How many lines of the data contain the word "JSON"? Give only that number.
--- INFORMATION SUPPLIED Enclosed Below ---
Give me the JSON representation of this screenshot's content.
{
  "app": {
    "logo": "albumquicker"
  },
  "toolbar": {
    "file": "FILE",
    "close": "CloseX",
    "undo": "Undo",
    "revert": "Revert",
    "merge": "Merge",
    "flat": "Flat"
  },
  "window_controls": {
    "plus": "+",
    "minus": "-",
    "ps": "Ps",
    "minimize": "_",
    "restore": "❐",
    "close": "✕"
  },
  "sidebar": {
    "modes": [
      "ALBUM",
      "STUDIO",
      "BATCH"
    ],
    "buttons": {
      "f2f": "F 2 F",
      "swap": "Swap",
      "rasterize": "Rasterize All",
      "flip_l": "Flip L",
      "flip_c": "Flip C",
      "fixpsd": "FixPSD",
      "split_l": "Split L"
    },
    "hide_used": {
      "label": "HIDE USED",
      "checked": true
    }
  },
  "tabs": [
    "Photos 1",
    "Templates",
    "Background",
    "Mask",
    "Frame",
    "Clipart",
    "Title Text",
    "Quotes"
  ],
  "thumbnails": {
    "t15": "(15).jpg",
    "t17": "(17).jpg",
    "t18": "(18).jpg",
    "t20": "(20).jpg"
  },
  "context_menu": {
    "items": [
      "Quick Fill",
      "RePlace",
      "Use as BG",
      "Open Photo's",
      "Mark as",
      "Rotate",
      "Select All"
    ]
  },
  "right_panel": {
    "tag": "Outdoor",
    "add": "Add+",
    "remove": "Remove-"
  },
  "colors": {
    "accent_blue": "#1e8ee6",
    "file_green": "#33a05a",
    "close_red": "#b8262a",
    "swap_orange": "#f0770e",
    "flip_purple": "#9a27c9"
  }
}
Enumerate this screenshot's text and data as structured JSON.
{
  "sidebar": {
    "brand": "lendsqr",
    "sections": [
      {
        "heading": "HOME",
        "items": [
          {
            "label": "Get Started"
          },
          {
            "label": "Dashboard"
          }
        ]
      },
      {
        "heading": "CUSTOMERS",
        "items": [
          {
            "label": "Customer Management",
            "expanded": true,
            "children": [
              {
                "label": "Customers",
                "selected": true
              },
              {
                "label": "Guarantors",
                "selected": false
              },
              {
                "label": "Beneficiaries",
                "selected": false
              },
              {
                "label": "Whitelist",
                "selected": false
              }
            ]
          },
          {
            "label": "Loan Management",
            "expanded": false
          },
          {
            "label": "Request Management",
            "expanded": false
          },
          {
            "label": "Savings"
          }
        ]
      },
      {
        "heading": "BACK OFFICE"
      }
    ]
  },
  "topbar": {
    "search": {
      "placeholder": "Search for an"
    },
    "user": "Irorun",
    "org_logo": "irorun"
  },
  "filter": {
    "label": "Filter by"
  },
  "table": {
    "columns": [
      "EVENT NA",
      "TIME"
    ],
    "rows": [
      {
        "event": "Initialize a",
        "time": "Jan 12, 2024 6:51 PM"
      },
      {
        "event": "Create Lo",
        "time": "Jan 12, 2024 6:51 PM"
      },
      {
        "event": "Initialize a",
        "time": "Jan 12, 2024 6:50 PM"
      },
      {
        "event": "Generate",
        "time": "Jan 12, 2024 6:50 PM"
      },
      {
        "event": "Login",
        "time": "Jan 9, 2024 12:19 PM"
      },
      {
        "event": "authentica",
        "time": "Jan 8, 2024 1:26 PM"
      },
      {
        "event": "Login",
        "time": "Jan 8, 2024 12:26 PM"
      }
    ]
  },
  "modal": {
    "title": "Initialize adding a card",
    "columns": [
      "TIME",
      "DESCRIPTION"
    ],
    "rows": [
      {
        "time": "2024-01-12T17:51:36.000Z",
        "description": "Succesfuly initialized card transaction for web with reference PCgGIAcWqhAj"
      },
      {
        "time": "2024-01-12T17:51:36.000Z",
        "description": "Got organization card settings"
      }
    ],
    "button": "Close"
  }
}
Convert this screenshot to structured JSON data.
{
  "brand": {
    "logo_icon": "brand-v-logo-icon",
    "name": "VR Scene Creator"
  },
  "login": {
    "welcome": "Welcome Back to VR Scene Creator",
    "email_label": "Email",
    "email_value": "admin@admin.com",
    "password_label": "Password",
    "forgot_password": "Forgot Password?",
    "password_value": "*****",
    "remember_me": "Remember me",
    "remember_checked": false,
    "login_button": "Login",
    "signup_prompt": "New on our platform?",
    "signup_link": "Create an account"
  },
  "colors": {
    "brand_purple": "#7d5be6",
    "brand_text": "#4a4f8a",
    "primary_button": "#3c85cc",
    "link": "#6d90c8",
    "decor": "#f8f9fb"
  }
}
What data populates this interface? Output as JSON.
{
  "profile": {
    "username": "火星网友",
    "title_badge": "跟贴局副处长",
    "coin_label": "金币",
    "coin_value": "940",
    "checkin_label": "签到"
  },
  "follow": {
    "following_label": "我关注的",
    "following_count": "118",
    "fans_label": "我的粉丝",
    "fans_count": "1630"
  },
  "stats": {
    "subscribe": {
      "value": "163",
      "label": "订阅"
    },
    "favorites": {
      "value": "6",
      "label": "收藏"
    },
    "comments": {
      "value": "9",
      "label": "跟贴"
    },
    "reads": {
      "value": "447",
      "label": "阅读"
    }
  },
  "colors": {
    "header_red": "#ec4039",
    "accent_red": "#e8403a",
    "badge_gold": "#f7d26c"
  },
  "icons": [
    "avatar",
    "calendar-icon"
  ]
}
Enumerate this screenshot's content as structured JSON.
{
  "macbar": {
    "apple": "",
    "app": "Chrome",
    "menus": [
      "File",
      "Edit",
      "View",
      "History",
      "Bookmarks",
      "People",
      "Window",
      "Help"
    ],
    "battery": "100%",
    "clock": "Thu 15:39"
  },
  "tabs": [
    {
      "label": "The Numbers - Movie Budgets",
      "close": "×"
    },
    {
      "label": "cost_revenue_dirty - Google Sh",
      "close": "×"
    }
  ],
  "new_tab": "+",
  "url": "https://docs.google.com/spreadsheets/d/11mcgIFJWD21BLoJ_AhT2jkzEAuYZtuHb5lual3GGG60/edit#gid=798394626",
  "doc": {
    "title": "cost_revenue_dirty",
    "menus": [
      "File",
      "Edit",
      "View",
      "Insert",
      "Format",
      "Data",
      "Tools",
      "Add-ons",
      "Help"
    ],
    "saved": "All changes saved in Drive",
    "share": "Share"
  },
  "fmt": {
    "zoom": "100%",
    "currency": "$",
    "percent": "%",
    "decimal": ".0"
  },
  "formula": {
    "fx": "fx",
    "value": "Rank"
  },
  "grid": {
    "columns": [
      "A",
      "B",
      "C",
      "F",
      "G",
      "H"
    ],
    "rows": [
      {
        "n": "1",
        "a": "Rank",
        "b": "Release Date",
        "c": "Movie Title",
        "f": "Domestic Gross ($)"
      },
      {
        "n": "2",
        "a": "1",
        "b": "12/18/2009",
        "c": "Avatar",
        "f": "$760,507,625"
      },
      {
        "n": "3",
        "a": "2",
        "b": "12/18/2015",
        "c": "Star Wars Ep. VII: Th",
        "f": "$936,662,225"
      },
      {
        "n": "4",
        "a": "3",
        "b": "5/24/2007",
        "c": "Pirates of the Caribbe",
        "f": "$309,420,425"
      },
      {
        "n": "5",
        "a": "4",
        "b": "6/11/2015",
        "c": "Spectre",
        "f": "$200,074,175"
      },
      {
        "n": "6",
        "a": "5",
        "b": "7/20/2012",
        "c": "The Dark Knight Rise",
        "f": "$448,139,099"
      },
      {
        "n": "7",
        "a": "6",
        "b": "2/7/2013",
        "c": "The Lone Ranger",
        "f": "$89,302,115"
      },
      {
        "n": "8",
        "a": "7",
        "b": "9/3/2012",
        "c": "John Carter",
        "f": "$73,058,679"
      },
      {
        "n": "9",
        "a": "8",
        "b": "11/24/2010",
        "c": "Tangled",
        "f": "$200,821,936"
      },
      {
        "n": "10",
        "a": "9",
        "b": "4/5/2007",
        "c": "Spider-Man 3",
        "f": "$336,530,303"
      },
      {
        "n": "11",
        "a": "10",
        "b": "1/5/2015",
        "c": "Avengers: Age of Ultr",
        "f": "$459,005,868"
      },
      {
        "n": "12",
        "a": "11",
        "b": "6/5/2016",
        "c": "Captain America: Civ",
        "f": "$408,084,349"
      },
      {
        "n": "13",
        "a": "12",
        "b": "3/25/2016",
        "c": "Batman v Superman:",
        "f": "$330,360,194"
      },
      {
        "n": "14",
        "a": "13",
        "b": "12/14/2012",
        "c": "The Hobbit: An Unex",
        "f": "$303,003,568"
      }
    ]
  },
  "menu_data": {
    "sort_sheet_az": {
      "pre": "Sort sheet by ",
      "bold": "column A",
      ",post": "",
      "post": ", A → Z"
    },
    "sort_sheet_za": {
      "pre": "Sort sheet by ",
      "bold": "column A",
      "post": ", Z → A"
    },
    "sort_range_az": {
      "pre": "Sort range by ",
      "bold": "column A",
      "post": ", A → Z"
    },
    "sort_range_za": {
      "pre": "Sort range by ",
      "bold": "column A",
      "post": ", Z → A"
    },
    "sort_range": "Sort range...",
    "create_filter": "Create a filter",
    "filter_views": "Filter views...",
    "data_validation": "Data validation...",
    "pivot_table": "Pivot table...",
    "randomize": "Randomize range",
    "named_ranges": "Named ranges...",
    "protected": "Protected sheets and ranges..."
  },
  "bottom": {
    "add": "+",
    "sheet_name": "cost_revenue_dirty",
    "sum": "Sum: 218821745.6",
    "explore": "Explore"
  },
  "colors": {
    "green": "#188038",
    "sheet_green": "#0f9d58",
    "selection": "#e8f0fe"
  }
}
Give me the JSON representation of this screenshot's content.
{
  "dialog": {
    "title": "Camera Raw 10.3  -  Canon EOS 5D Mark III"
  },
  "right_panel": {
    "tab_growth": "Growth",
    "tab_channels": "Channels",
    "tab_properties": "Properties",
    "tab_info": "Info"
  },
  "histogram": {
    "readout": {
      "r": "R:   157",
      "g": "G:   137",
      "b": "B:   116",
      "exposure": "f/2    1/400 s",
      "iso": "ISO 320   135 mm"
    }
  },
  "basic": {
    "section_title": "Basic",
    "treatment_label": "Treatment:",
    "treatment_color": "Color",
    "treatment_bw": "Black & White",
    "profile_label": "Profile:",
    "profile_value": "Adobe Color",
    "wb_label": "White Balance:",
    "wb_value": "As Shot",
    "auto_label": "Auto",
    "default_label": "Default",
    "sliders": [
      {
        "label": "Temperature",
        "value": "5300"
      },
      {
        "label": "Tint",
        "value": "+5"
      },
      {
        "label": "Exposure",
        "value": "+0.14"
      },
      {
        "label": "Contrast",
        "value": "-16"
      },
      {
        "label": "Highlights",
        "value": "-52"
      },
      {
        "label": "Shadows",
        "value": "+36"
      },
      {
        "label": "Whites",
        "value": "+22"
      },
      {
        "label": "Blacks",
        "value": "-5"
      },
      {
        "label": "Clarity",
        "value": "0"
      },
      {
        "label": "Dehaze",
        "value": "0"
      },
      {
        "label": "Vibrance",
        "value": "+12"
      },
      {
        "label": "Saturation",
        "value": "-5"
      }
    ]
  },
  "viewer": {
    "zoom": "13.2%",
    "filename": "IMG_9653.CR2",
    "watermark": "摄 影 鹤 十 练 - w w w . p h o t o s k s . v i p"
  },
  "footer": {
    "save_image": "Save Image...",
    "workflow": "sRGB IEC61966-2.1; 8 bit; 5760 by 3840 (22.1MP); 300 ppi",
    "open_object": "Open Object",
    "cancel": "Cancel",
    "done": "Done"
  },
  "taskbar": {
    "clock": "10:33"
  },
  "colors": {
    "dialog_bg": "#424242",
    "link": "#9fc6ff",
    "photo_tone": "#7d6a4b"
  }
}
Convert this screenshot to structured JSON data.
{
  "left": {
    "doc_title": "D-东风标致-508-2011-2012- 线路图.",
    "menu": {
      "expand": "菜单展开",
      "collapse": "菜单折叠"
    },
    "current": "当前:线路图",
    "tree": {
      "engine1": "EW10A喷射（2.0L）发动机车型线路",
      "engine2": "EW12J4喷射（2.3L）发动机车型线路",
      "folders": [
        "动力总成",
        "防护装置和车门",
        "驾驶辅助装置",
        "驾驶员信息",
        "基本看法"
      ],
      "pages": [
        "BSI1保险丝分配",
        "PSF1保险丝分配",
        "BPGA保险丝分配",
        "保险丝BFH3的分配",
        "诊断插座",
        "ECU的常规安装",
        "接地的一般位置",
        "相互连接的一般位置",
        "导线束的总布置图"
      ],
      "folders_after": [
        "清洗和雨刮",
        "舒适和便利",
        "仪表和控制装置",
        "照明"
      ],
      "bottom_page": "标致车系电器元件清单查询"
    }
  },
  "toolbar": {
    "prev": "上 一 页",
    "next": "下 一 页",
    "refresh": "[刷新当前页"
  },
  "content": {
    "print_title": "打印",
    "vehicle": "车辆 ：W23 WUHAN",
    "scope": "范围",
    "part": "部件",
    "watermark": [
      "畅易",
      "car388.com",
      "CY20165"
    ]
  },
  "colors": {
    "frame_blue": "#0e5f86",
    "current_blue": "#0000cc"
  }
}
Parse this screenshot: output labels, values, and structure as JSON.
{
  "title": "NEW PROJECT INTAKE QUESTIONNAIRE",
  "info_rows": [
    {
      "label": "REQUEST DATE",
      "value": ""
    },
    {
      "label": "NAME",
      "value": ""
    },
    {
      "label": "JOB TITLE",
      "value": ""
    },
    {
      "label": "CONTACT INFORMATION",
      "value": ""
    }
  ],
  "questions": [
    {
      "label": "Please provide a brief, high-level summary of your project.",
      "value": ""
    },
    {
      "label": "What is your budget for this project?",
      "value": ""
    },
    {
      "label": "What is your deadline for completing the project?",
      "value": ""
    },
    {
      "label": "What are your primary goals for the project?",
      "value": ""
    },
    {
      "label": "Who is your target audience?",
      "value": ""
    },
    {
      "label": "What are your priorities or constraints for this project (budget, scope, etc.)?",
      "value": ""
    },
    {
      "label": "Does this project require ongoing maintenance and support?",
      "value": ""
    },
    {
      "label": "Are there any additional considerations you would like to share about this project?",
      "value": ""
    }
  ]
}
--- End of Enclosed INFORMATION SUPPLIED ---
# ANSWER TO THE EXERCISE:
8